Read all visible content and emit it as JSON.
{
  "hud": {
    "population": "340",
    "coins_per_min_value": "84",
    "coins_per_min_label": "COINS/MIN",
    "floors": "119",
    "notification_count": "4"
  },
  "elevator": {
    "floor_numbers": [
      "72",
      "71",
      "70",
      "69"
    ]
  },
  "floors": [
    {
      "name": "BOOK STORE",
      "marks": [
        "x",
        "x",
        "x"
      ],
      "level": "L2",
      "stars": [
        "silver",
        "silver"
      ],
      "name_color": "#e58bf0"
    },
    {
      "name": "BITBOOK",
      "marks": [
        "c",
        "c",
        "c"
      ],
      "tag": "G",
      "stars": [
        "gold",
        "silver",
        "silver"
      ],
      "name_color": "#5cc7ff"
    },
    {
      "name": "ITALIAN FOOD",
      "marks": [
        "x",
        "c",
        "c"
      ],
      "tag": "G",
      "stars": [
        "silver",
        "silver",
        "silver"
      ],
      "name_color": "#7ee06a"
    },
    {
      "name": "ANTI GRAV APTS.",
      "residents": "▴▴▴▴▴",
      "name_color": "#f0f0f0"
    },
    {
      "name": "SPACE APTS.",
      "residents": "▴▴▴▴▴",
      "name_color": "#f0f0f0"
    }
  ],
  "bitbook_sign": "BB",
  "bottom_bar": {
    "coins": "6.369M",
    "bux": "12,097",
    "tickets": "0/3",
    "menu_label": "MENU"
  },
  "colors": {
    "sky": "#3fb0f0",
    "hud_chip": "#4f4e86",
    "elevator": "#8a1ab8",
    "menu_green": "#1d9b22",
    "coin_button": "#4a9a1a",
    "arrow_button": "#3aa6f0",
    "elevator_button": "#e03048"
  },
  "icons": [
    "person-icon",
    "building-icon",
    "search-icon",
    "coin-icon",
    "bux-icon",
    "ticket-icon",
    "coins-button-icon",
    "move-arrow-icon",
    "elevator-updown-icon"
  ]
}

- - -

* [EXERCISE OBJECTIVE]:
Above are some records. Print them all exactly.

* [SOLUTION TO THIS PROBLEM]:
Read all visible content and emit it as JSON.
{
  "hud": {
    "population": "340",
    "coins_per_min_value": "84",
    "coins_per_min_label": "COINS/MIN",
    "floors": "119",
    "notification_count": "4"
  },
  "elevator": {
    "floor_numbers": [
      "72",
      "71",
      "70",
      "69"
    ]
  },
  "floors": [
    {
      "name": "BOOK STORE",
      "marks": [
        "x",
        "x",
        "x"
      ],
      "level": "L2",
      "stars": [
        "silver",
        "silver"
      ],
      "name_color": "#e58bf0"
    },
    {
      "name": "BITBOOK",
      "marks": [
        "c",
        "c",
        "c"
      ],
      "tag": "G",
      "stars": [
        "gold",
        "silver",
        "silver"
      ],
      "name_color": "#5cc7ff"
    },
    {
      "name": "ITALIAN FOOD",
      "marks": [
        "x",
        "c",
        "c"
      ],
      "tag": "G",
      "stars": [
        "silver",
        "silver",
        "silver"
      ],
      "name_color": "#7ee06a"
    },
    {
      "name": "ANTI GRAV APTS.",
      "residents": "▴▴▴▴▴",
      "name_color": "#f0f0f0"
    },
    {
      "name": "SPACE APTS.",
      "residents": "▴▴▴▴▴",
      "name_color": "#f0f0f0"
    }
  ],
  "bitbook_sign": "BB",
  "bottom_bar": {
    "coins": "6.369M",
    "bux": "12,097",
    "tickets": "0/3",
    "menu_label": "MENU"
  },
  "colors": {
    "sky": "#3fb0f0",
    "hud_chip": "#4f4e86",
    "elevator": "#8a1ab8",
    "menu_green": "#1d9b22",
    "coin_button": "#4a9a1a",
    "arrow_button": "#3aa6f0",
    "elevator_button": "#e03048"
  },
  "icons": [
    "person-icon",
    "building-icon",
    "search-icon",
    "coin-icon",
    "bux-icon",
    "ticket-icon",
    "coins-button-icon",
    "move-arrow-icon",
    "elevator-updown-icon"
  ]
}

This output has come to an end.